Last weekend, I had the joy of seeing members of the Norwich Stonemasons' Guild perform a Mystery Play outside the doors of the Cathedral. It was a warm, sunny afternoon, a brief summer interlude before putting our coats, scarves and gloves back on in time for June. The first Mystery Play to be acted by a Norwich guild for five hundred years – Cain & Abel.
As an eager crowd gathered outside the Mediaeval Benedictine cathedral, the Beadle of the Guild, in his black velvet cap and cloak, and gold-tipped staff, announced, in imperative tones, "You will enjoy it. You will laugh," triggering the first giggles among the willing audience.
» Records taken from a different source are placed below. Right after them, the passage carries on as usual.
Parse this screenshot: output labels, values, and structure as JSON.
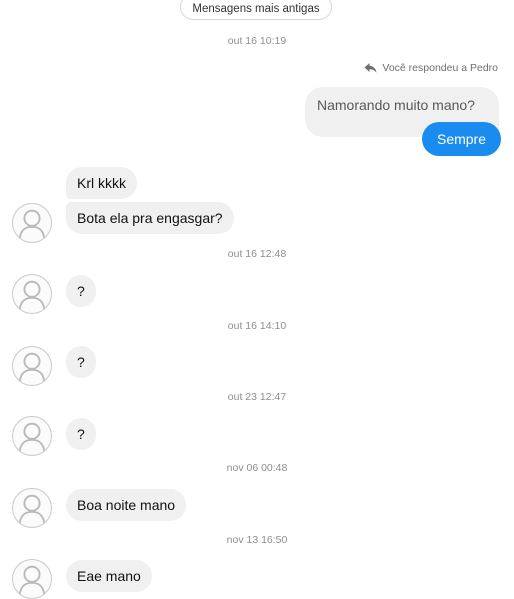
{
  "older_messages_label": "Mensagens mais antigas",
  "reply_note": "Você respondeu a Pedro",
  "timestamps": [
    "out 16 10:19",
    "out 16 12:48",
    "out 16 14:10",
    "out 23 12:47",
    "nov 06 00:48",
    "nov 13 16:50"
  ],
  "quoted_message": "Namorando muito mano?",
  "sent_message": "Sempre",
  "received": [
    "Krl kkkk",
    "Bota ela pra engasgar?",
    "?",
    "?",
    "?",
    "Boa noite mano",
    "Eae mano"
  ],
  "colors": {
    "sent_bubble": "#1a8cf0",
    "received_bubble": "#f0f0f0",
    "timestamp": "#8e8e8e"
  },
  "icons": {
    "reply": "reply-arrow-icon",
    "avatar": "default-avatar-icon"
  }
}
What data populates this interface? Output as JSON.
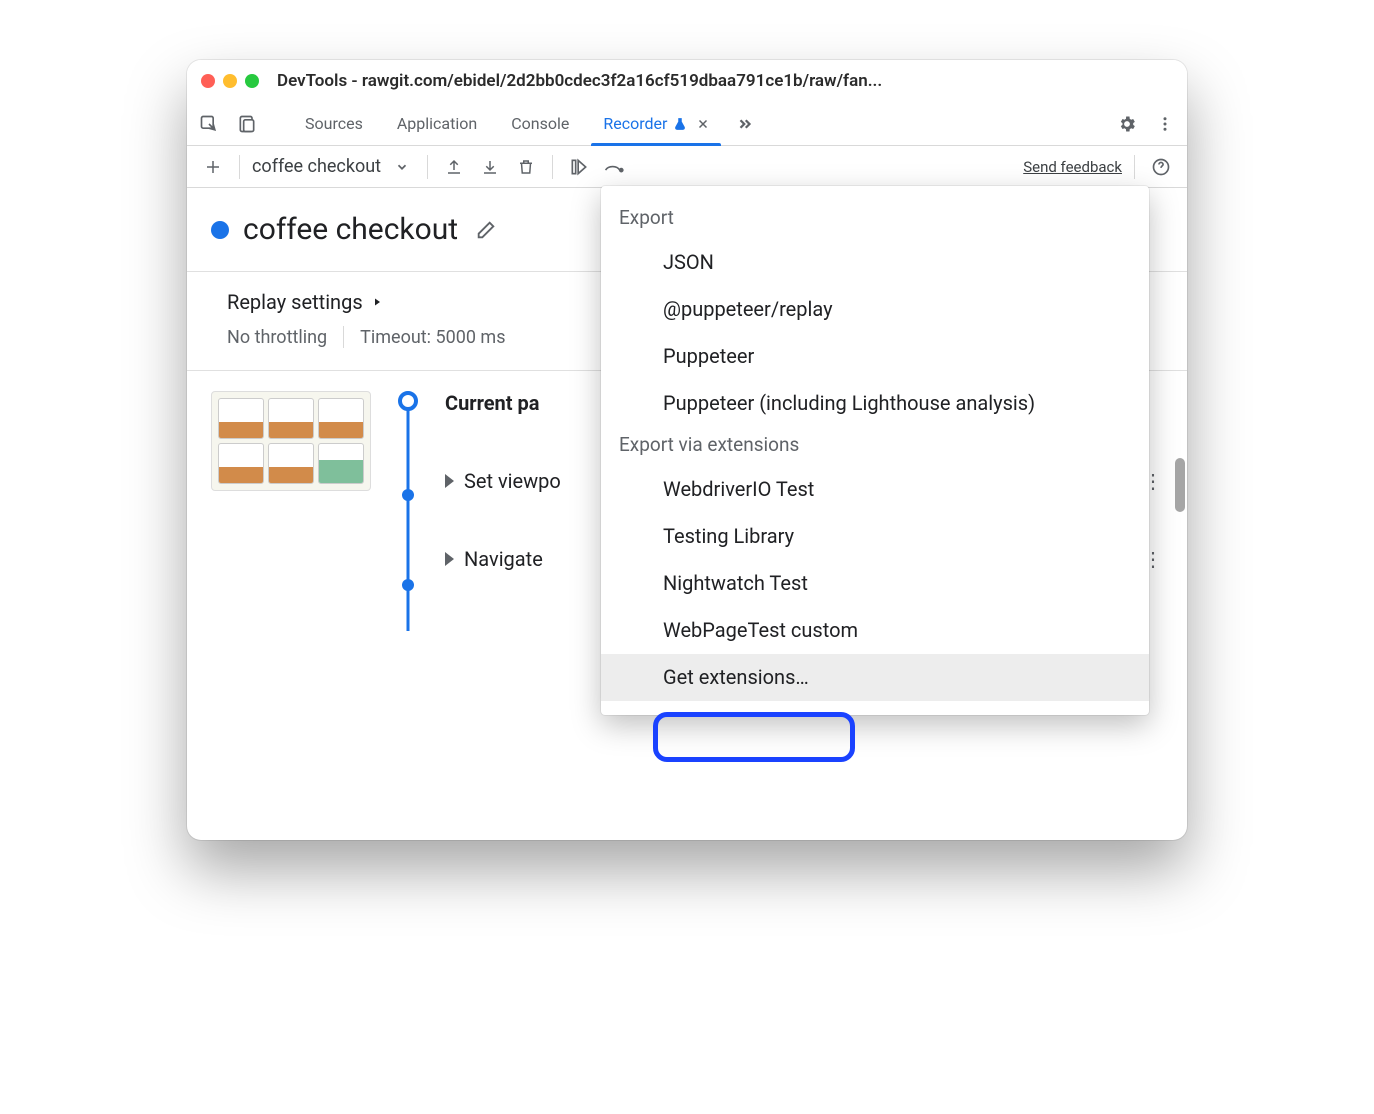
{
  "window": {
    "title": "DevTools - rawgit.com/ebidel/2d2bb0cdec3f2a16cf519dbaa791ce1b/raw/fan..."
  },
  "tabs": {
    "sources": "Sources",
    "application": "Application",
    "console": "Console",
    "recorder": "Recorder"
  },
  "toolbar": {
    "recording_name": "coffee checkout",
    "send_feedback": "Send feedback"
  },
  "recording": {
    "title": "coffee checkout"
  },
  "settings": {
    "header": "Replay settings",
    "throttling": "No throttling",
    "timeout": "Timeout: 5000 ms"
  },
  "steps": {
    "current": "Current pa",
    "set_viewport": "Set viewpo",
    "navigate": "Navigate"
  },
  "export": {
    "group1": "Export",
    "items1": {
      "json": "JSON",
      "puppeteer_replay": "@puppeteer/replay",
      "puppeteer": "Puppeteer",
      "puppeteer_lh": "Puppeteer (including Lighthouse analysis)"
    },
    "group2": "Export via extensions",
    "items2": {
      "webdriverio": "WebdriverIO Test",
      "testing_library": "Testing Library",
      "nightwatch": "Nightwatch Test",
      "webpagetest": "WebPageTest custom",
      "get_extensions": "Get extensions…"
    }
  }
}
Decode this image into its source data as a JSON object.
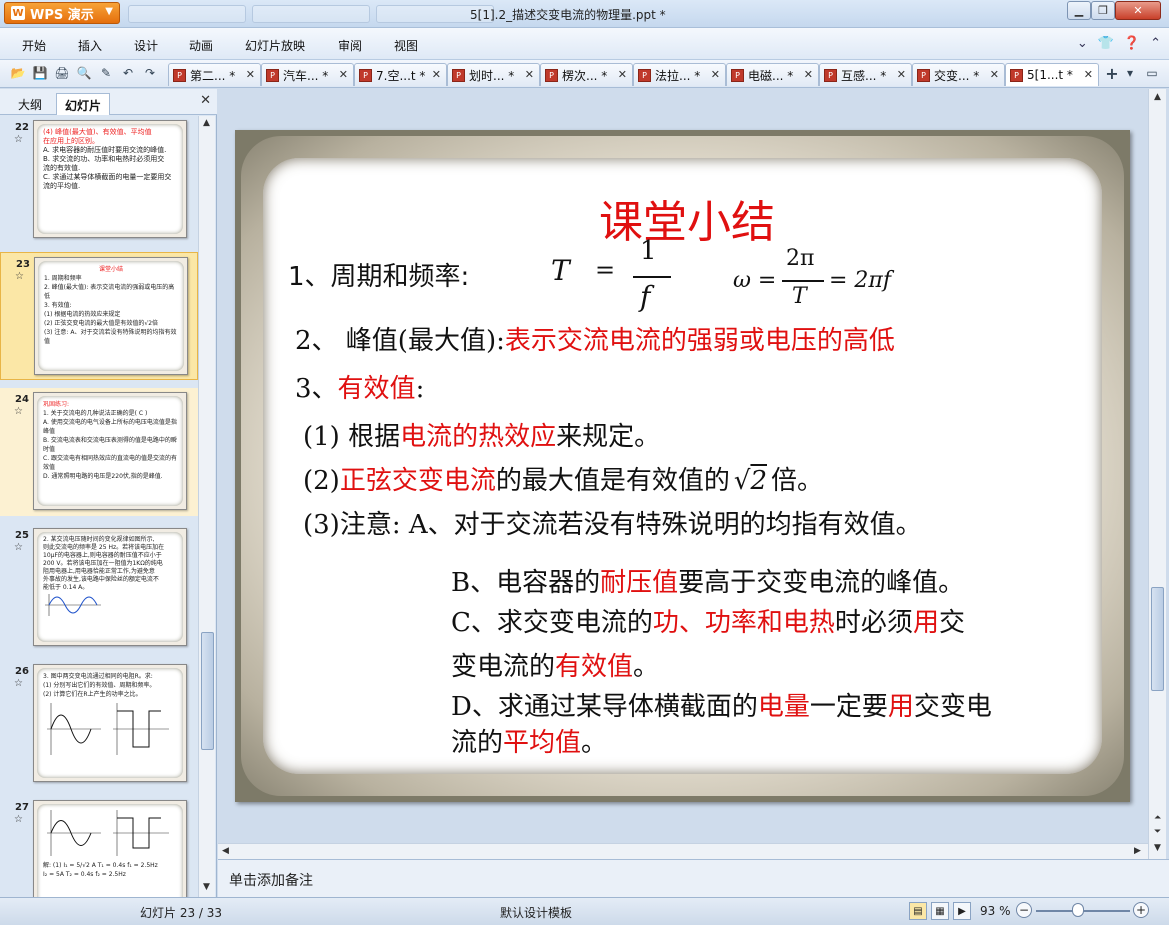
{
  "app": {
    "name": "WPS 演示",
    "window_title": "5[1].2_描述交变电流的物理量.ppt *"
  },
  "menu": [
    "开始",
    "插入",
    "设计",
    "动画",
    "幻灯片放映",
    "审阅",
    "视图"
  ],
  "doc_tabs": [
    "第二... *",
    "汽车... *",
    "7.空...t *",
    "划时... *",
    "楞次... *",
    "法拉... *",
    "电磁... *",
    "互感... *",
    "交变... *",
    "5[1...t *"
  ],
  "left_panel": {
    "tabs": [
      "大纲",
      "幻灯片"
    ],
    "thumbnails": [
      {
        "num": "22",
        "lines": [
          "(4) 峰值(最大值)、有效值、平均值",
          "在应用上的区别。",
          "A. 求电容器的耐压值时要用交流的峰值.",
          "B. 求交流的功、功率和电热时必须用交",
          "流的有效值.",
          "C. 求通过某导体横截面的电量一定要用交",
          "流的平均值."
        ]
      },
      {
        "num": "23",
        "lines": [
          "课堂小结",
          "1. 周期和频率",
          "2. 峰值(最大值): 表示交流电流的强弱或电压的高低",
          "3. 有效值:",
          "(1) 根据电流的热效应来规定",
          "(2) 正弦交变电流的最大值是有效值的√2倍",
          "(3) 注意: A、对于交流若没有特殊说明的均指有效值"
        ]
      },
      {
        "num": "24",
        "lines": [
          "巩固练习:",
          "1. 关于交流电的几种说法正确的是( C )",
          "A. 使用交流电的电气设备上所标的电压电流值是指峰值",
          "B. 交流电流表和交流电压表测得的值是电路中的瞬时值",
          "C. 跟交流电有相同热效应的直流电的值是交流的有效值",
          "D. 通常照明电路的电压是220伏,指的是峰值."
        ]
      },
      {
        "num": "25",
        "lines": [
          "2. 某交流电压随时间的变化规律如图所示,",
          "则此交流电的频率是 25 Hz。若将该电压加在",
          "10μF的电容器上,则电容器的耐压值不应小于",
          "200 V。若将该电压加在一阻值为1KΩ的纯电",
          "阻用电器上,用电器恰能正常工作,为避免意",
          "外事故的发生,该电路中保险丝的额定电流不",
          "能低于 0.14 A。"
        ]
      },
      {
        "num": "26",
        "lines": [
          "3. 图中两交变电流通过相同的电阻R。求:",
          "(1) 分别写出它们的有效值、周期和频率。",
          "(2) 计算它们在R上产生的功率之比。"
        ]
      },
      {
        "num": "27",
        "lines": [
          "解: (1) I₁ = 5/√2 A   T₁ = 0.4s   f₁ = 2.5Hz",
          "I₂ = 5A   T₂ = 0.4s   f₂ = 2.5Hz"
        ]
      }
    ]
  },
  "slide": {
    "title": "课堂小结",
    "item1_label": "1、周期和频率:",
    "formula_T": "T",
    "formula_eq": "=",
    "formula_num": "1",
    "formula_den": "f",
    "formula_omega": "ω =",
    "formula_2pi": "2π",
    "formula_T2": "T",
    "formula_rhs": "= 2πf",
    "item2_prefix": "2、 峰值(最大值):",
    "item2_red": "表示交流电流的强弱或电压的高低",
    "item3_prefix": "3、",
    "item3_red": "有效值",
    "item3_suffix": ":",
    "sub1_prefix": "(1) 根据",
    "sub1_red": "电流的热效应",
    "sub1_suffix": "来规定。",
    "sub2_prefix": "(2)",
    "sub2_red": "正弦交变电流",
    "sub2_mid": "的最大值是有效值的",
    "sub2_sqrt": "2",
    "sub2_suffix": "倍。",
    "sub3": "(3)注意: A、对于交流若没有特殊说明的均指有效值。",
    "B_prefix": "B、电容器的",
    "B_red": "耐压值",
    "B_suffix": "要高于交变电流的峰值。",
    "C_prefix": "C、求交变电流的",
    "C_red1": "功、功率和电热",
    "C_mid": "时必须",
    "C_red2": "用",
    "C_suffix": "交",
    "C2_prefix": "变电流的",
    "C2_red": "有效值",
    "C2_suffix": "。",
    "D_prefix": "D、求通过某导体横截面的",
    "D_red1": "电量",
    "D_mid": "一定要",
    "D_red2": "用",
    "D_suffix": "交变电",
    "D2_prefix": "流的",
    "D2_red": "平均值",
    "D2_suffix": "。"
  },
  "notes_placeholder": "单击添加备注",
  "status": {
    "slide_counter": "幻灯片 23 / 33",
    "template": "默认设计模板",
    "zoom": "93 %"
  }
}
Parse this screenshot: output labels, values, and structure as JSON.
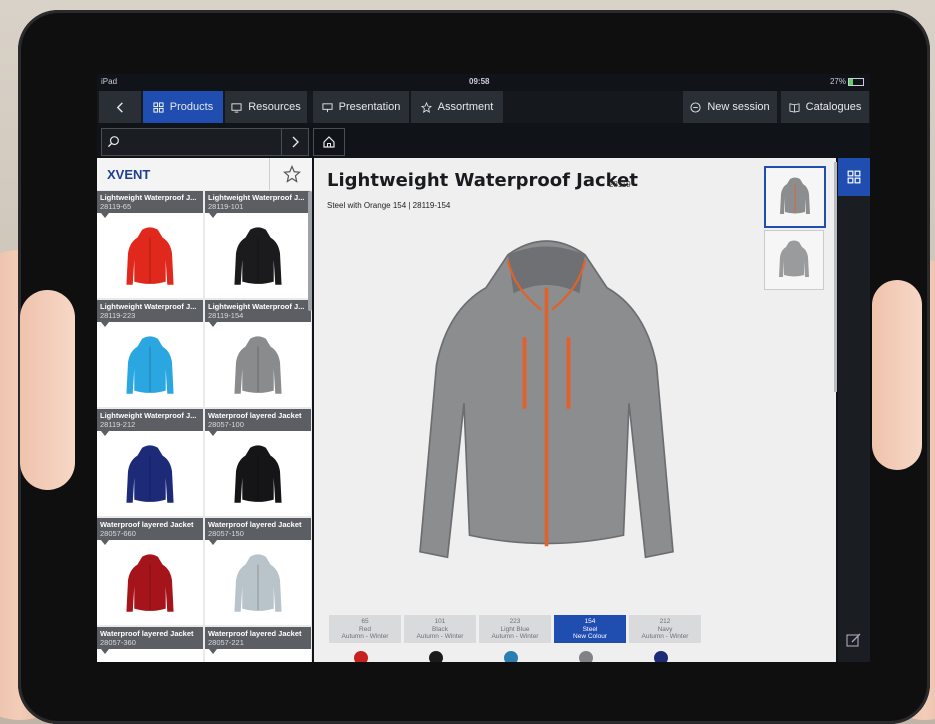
{
  "status": {
    "carrier": "iPad",
    "time": "09:58",
    "battery": "27%"
  },
  "nav": {
    "back_icon": "chevron-left-icon",
    "tabs": [
      {
        "label": "Products",
        "icon": "grid-icon",
        "active": true
      },
      {
        "label": "Resources",
        "icon": "monitor-icon",
        "active": false
      },
      {
        "label": "Presentation",
        "icon": "presentation-icon",
        "active": false
      },
      {
        "label": "Assortment",
        "icon": "star-icon",
        "active": false
      }
    ],
    "right": [
      {
        "label": "New session",
        "icon": "plus-circle-icon"
      },
      {
        "label": "Catalogues",
        "icon": "book-icon"
      }
    ]
  },
  "search": {
    "placeholder": "",
    "value": ""
  },
  "list": {
    "brand": "XVENT",
    "items": [
      {
        "name": "Lightweight Waterproof J...",
        "code": "28119-65",
        "color": "#e0281c"
      },
      {
        "name": "Lightweight Waterproof J...",
        "code": "28119-101",
        "color": "#1b1b1d"
      },
      {
        "name": "Lightweight Waterproof J...",
        "code": "28119-223",
        "color": "#2aa7e0"
      },
      {
        "name": "Lightweight Waterproof J...",
        "code": "28119-154",
        "color": "#8a8b8d"
      },
      {
        "name": "Lightweight Waterproof J...",
        "code": "28119-212",
        "color": "#1c2a78"
      },
      {
        "name": "Waterproof layered Jacket",
        "code": "28057-100",
        "color": "#151517"
      },
      {
        "name": "Waterproof layered Jacket",
        "code": "28057-660",
        "color": "#a5141a"
      },
      {
        "name": "Waterproof layered Jacket",
        "code": "28057-150",
        "color": "#b8c3ca"
      },
      {
        "name": "Waterproof layered Jacket",
        "code": "28057-360",
        "color": "#b0b0b0"
      },
      {
        "name": "Waterproof layered Jacket",
        "code": "28057-221",
        "color": "#b0b0b0"
      }
    ]
  },
  "product": {
    "title": "Lightweight Waterproof Jacket",
    "code": "28119",
    "subtitle": "Steel with Orange  154  |  28119-154",
    "main_color": "#8c8d8f",
    "accent_color": "#e0622a"
  },
  "thumbnails": [
    {
      "color": "#8c8d8f",
      "selected": true
    },
    {
      "color": "#9a9b9d",
      "selected": false
    }
  ],
  "swatches": [
    {
      "code": "65",
      "name": "Red",
      "season": "Autumn - Winter",
      "dot": "#c8201e",
      "selected": false
    },
    {
      "code": "101",
      "name": "Black",
      "season": "Autumn - Winter",
      "dot": "#1a1a1c",
      "selected": false
    },
    {
      "code": "223",
      "name": "Light Blue",
      "season": "Autumn - Winter",
      "dot": "#2a7fb0",
      "selected": false
    },
    {
      "code": "154",
      "name": "Steel",
      "season": "New Colour",
      "dot": "#808285",
      "selected": true
    },
    {
      "code": "212",
      "name": "Navy",
      "season": "Autumn - Winter",
      "dot": "#1c2a78",
      "selected": false
    }
  ],
  "colors": {
    "accent": "#1f4db0",
    "dark": "#101317"
  }
}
I couldn't begin to describe the sheer delight and fun of this ten-minute performance. I couldn't do justice to its highly imaginative props, to the brightly-coloured, makeshift set, to the hysterically funny performance by the actors, who, fuelled by the audience's laughter, gave into corpsing themselves, thereby increasing the overall giggling. There was something so earthy about the whole event, so uniting. Inevitably, I thought of the Mechanicals of Athens performing Pyramus and Thisbe. An unwitting trigger to laughter was also the organ player in the Cathedral, where that evening's concert was being rehearsed, whose notes from Fauré's Requiem thundered through the stone walls at a couple of appropriate Biblical moments.
At the end of the performance, after the cheers and bows, the Clerk came on and spoke of the history of this Guild, and repeated the last line of the performance, "Perfection in an imperfect world." Summa Inter Mediocria, the St Stephen and St George's Guild motto.
These words sent a tingle up my spine. I often walk past the Church of St Clement, and catch a glimpse of the stonemasons at work, complete with their square white caps. Everything about their body language and that of the Master Stonemason who supervises them oozes something we seldom see nowadays: fierce pride in one's work. A refusal to produce anything less than as perfect a job as any human can aspire to.
Over the days that followed, I pondered over something that has been much on my mind, recently. Job titles. Pride in one's job. A sense of achievement when performing a task. The refusal to compromise quality and "make do".
Stonemason. Baker. Translator. Writer. Carpenter. Lawyer. Priest. Journalist. Teacher. Actor. The words immediately tells me clearly what the jobs entail. It took me ages to work out what a CEO did. Chief Executive Officer. What's that? What's wrong with "boss"? Or MD. Managing Director. What is "manage", exactly? Is it to regulate? To direct? To organise? When I taught Business English, the majority of my clients' job titles weren't words but abbreviations. I often had to ask them what they did exactly and, in most cases, still couldn't put my finger on what precisely their professions involved. After many a lengthy explanation, I frequently yearned to ask "What do you actually make? What is the tangible, physical result of your work?"
I once worked for an oil company for two months. The second month was to work out my notice. My job title was also an abbreviation. Much of it seemed to involve entering long serial numbers into a computer. I wasn't quite sure why. One day, when one of the top honchos of the company circulated through our department, shaking everyone's hand, and asking what they did, I embarrassed myself. His question suddenly stumped me and I replied, "I don't know. I'm not really sure what I do." He laughed politely, probably assuming I was joking, but I was totally serious. Inappropriate for the occasion, but serious. I had no idea what I actually did. I couldn't be proud of a job I didn't understand.
Recently, at the London Book Fair, I asked a woman if she was a publisher. She replied, "No. I facilitate publishing."
I stared, totally at a loss. What's "facilitating publishing" when it's at home?
In one of the very executive London language schools I used to teach ("executive" – another hermetic word for me – executing what?), we weren't called teachers but "trainers". I wondered if the management considered the word "teacher" to be too authoritative, too passé, or – what the heck – too politically incorrect. Similarly, students were referred to as "course participants". I went around feeling like a rubber sports shoe, facilitating learning rather than teaching – which is what I'd signed up to do when I qualified in Teaching English as a Foreign Language (there, the word is "teaching"!). As for "course participants" as opposed to "students", the difference in connotation made me somewhat uncomfortable, the latter suggesting in my mind individuals who were simply required to attend my classes and not necessarily learn from them.
Other job titles that have recently puzzled me are "Community Banker" referring to the advisors/clerks at my local bank, "Presentation Team" printed on the uniforms of cleaners, and anything with the nouns "Consultant", "Executive", "Corporate" and "Officer" (outside the military) attached.
Stonemason. Baker. Translator. Writer. Carpenter. Lawyer. Priest. Journalist. Teacher. Actor. These I understand. But perhaps I'm too simple-minded.